__Excerpts from an interface dataset__
[Start of Attachment]

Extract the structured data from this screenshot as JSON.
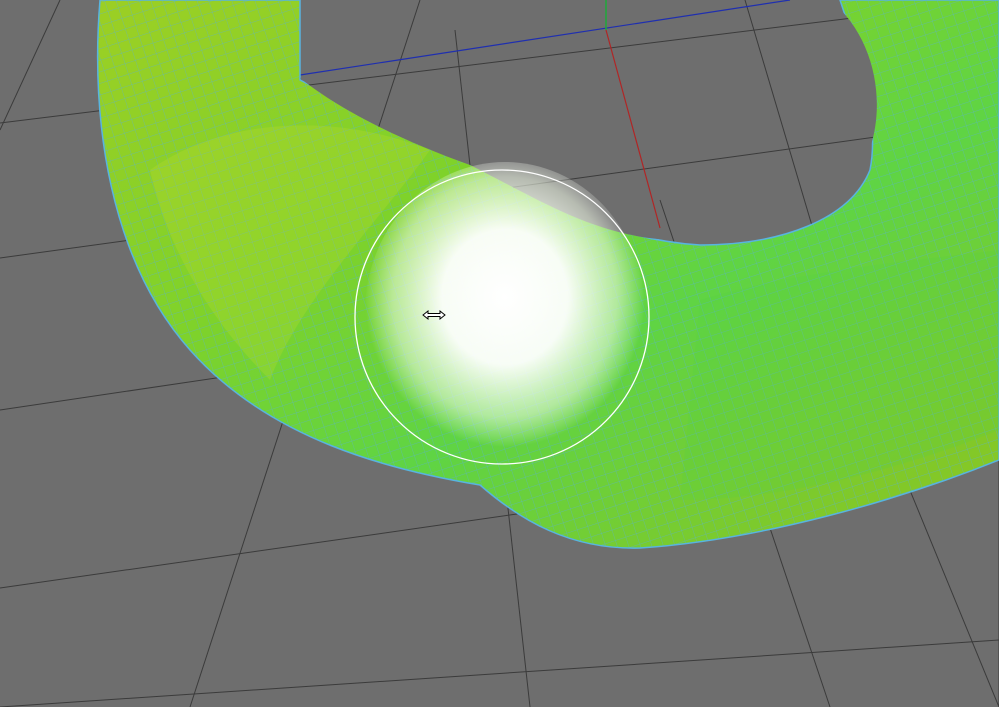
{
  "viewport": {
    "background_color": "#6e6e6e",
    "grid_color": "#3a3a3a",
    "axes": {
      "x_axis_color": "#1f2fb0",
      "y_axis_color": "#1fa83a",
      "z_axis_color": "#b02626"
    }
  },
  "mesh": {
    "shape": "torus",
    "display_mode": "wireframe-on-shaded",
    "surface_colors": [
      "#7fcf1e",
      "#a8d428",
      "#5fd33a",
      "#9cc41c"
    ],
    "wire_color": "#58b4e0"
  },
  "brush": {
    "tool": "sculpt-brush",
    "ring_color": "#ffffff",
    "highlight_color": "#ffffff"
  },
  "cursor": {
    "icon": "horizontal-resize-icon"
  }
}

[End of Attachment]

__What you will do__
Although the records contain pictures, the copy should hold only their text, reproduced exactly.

__Output for this task__
Extract the structured data from this screenshot as JSON.
{
  "viewport": {
    "background_color": "#6e6e6e",
    "grid_color": "#3a3a3a",
    "axes": {
      "x_axis_color": "#1f2fb0",
      "y_axis_color": "#1fa83a",
      "z_axis_color": "#b02626"
    }
  },
  "mesh": {
    "shape": "torus",
    "display_mode": "wireframe-on-shaded",
    "surface_colors": [
      "#7fcf1e",
      "#a8d428",
      "#5fd33a",
      "#9cc41c"
    ],
    "wire_color": "#58b4e0"
  },
  "brush": {
    "tool": "sculpt-brush",
    "ring_color": "#ffffff",
    "highlight_color": "#ffffff"
  },
  "cursor": {
    "icon": "horizontal-resize-icon"
  }
}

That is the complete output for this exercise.